When contacted for comment, then-Iberia Parish Schools Superintendent Carey Laviolette deferred comment to the school system’s legal counsel, J. Wayne Landry. Landry said he was only vaguely aware of the name being a problem because of a public comment session during a board meeting 10 years ago.
“My recollection is that no one has come before the board to have it changed,” Landry said. “Other than that one guy protesting during a meeting, I haven’t heard it come up.”
The effort was more involved than a simple statement at a meeting, however. Records of a 2012 petition drive can be found in the archives of The Daily Iberian, the local newspaper. And the attention given to the exiling of the Black doctors and leaders — and Porter’s part in the events — has grown as the story has been published more widely in recent years.
“What really offends me is that people really think we as a Black community are that ignorant, that we don’t see it,” Hayes said. “Who are these people?
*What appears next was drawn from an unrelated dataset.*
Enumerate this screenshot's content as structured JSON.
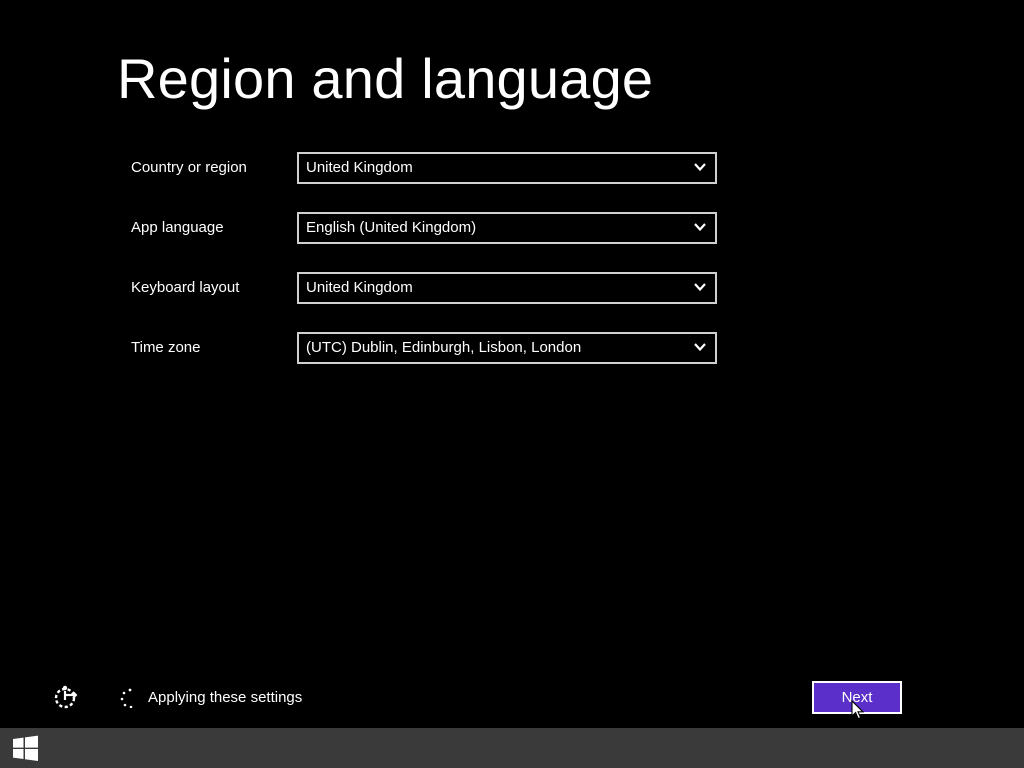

They know how to make money because of the connections that have been laid down for decades. Start investigating how almost a quarter of the community lives below the poverty line. There is no anger there. We just need to understand how people have gotten to where they are.”
For Hayes, having the city face its history can help the community understand why some conditions — like concentrated poverty in certain neighborhoods and not in others — still exist. That history can also offer solutions, if they are studied and embraced.
“Why can’t we make gestures to everyone in the community, a signal to the public that things will change?” she asked. “History can be used to unite communities when people come to understand how we got to where we are. Hopefully, from our study of history, we develop empathy for each other. We come to care for each other.”
English said: “It’s tragic that members of the Black community were terrorized and murdered by white supremacists simply because they wanted to educate and train others to have a better quality of life. However, having spaces named after those who had a role in perpetuating racial injustice continues to oppress and harm members of the Black community and it serves as a constant reminder of the racial violence of the past and present.”
Top picture: Descendants of the Black doctors and community leaders expelled from New Iberia in 1944 gathered in 2019 to celebrate the placement of a memorial plaque at the former residence of Dr. Eddie L. Dorsey, 75 years after he was forced to leave New Iberia. (Credit: Dwayne Fatherree)